reviews

Royal Wedding; Meg Cabot

Royal Wedding: Meg Cabot
Genre: Fiction- Chick Lit
Published: 2015
Pages: 435 (large paperback version)
Hogwarts House Recommendation: Gryffindor/Hufflepuff

Previous read, not eligible for 2019 Book Awards

Princess Mia is finally getting married. Finally able to escape the craziness of New York, Michael whisked her away on a private vacation where he proposed. But with all the wedding preparations and Grandmere wanting to plan everything her way, getting a wedding together isn’t as easy as it seems. Then a royal scandal comes to light that will impact Mia’s family life forever as she knows it and could put a terrible cousin on the throne. Add in a royal stalker and you have a can’t miss royal conclusion to a timeless series.

This is the book that Princess Diaries fans had been waiting for. Only this time, Mia’s an adult living in the palace for the most part. Though in this book, she’s mostly in the States. Once again, she’s journaling accounts of her life. But instead of simply being a princess, she’s also working on a community center back home. Of course, she’s getting so much attention that she isn’t able to leave her New York apartment.

I was also surprised to see that Mia sounded exactly the same as in the regular series, though she aged pretty well. That could be because I did think she sounded older in the original series, but I was still impressed with how in character she was. She’s still obsessive about her health. She still worries about how the public sees her. Some characters, such as Lana, did not age well (really, she’s a Rockefeller now?). I honestly am not sure why these two characters are even friends now in the first place, though I still use that term pretty loosely. Otherwise, I thought it was fascinating to see where everyone was now and how people change. It was pretty accurate to real life.

What this book does struggle with is the pacing. The first 100 pages are pure fanservice, updating readers on where Mia is and where other characters are. It was fun…for a while even if the exposition wasn’t always written well–there was a particular FaceTime conversation between Mia and her friend Tina near the beginning that very expositiony–nobody talks like that. “You’d never believe that Boris is now a pop star with followers who call themselves the Borettes, would you, and how his followers drool after him everywhere? And you definitely wouldn’t believe that Tina is in med school and that Lilly is in law school and that Michael owns his dog’s ashes, right? Life is so crazy!” Etc. etc. Additionally, everything seems to be going a little too well for everyone. After Mia is trapped in the consulate for days upon days catching us up on her life, it gets pretty dull. Then it does speed up… from 10 mph to 100. That’s when Mia discovers her dad’s illegitimate child, which you’d think would be a corny plot twist. But it works very well here because the situation is actually plausible (Mia’s father having another kid after the divorce). She goes to New Jersey to meet her half-sister Olivia, whom to my surprise was really excited to be a princess. Olivia had a story of her own that I thought was worthy of further exploration–she is mistreated by family and bullied by peers to be picked up by a princess and barely even questions it–but the story doesn’t delve too far into much of that. Actually, the plot with the sister starts and resolves itself in about two or three days. Two days! If this happened in real life, this might take weeks or even months with lots of lawyers involved. So yeah, there’s definitely a modern day fairy tale fluff aspect here, especially with Olivia getting up and leaving her unloving family. Also, am I the only one who wonders how Mia can write that much at once? Especially in that two-day span?

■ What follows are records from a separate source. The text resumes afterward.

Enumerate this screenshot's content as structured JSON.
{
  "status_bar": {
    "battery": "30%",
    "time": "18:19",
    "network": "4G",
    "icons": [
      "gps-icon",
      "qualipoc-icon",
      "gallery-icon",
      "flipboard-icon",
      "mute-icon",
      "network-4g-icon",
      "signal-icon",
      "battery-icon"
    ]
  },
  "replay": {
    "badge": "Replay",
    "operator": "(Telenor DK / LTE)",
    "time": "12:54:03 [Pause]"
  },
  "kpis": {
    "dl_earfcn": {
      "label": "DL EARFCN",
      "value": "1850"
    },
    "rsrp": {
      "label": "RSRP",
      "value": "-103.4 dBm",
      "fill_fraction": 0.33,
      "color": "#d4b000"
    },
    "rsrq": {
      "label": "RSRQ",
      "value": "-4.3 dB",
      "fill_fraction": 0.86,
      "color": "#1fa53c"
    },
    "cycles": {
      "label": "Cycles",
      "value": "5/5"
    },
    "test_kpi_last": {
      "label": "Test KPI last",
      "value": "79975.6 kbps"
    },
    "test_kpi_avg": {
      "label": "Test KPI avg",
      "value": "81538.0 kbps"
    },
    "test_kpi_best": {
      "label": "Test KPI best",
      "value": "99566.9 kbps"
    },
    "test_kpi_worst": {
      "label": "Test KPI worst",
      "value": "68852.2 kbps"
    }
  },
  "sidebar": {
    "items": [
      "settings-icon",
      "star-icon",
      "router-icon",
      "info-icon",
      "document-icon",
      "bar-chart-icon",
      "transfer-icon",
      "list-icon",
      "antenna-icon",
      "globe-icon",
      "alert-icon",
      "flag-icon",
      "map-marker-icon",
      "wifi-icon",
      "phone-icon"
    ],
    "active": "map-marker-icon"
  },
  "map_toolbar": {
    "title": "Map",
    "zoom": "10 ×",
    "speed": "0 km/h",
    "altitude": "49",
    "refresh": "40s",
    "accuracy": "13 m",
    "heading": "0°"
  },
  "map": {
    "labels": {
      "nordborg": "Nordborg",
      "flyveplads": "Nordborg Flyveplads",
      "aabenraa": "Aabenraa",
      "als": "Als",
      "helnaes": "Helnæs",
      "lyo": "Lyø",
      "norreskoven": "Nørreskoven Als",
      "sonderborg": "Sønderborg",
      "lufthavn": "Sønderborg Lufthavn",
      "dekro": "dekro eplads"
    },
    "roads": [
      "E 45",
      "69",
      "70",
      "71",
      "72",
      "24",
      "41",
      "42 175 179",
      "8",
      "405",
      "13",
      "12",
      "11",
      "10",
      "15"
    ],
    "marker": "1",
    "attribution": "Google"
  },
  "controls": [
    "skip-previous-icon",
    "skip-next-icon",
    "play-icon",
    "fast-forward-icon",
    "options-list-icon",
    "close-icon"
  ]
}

On the other hand, royal life also feels a lot more real. Michael had to really pull some strings to get privacy for their vacation, including renting a private island, and they were still concerned about drones. As this is an adult installment, readers will realize that royal life isn’t all glamorous if they hadn’t before, though it still retains all the charm of the originals. There are events to plan, and yes, Grandmere is still a royal pain in most of them as she tries to overrule most of Mia’s decisions about the wedding. Actually, the wedding itself doesn’t take up most of the book. I would have liked to see more accounts of that…especially because the book is called Royal Wedding. The stalker plot is also interesting, though many readers will probably figure it out.

However, readers who enjoyed Mia’s journals to begin with won’t find much to complain about. They will enjoy her list making, recounts of text conversations, conversations with her terrible yet entertaining grandmother, and obsessive thinking. As a fan of the previous series, I thought this story was a real treat, like being hugged by a friend you haven’t seen in a long time. Even though parts of the book are slow and a little fluffy, the fanservice and style of her writing will make up for that as Mia tries to navigate some political problems and the prospect of a little sister. It’s all the royal drama that fans will remember.

If you were a fan of the series, I’d definitely suggest picking this one up. Actually, it feels so true to the series that teens could probably enjoy this one too. It never felt like a truly “adult” book, and it wraps up the series nicely.

Best points: Being back with the same characters–feels truly authentic. Mia’s quirky journal entries. Believeability of scenarios despite it being a “fairy tale.”
Could be improved: Pacing, exposition.

SONG OF THE NOVEL: Royals

4 stars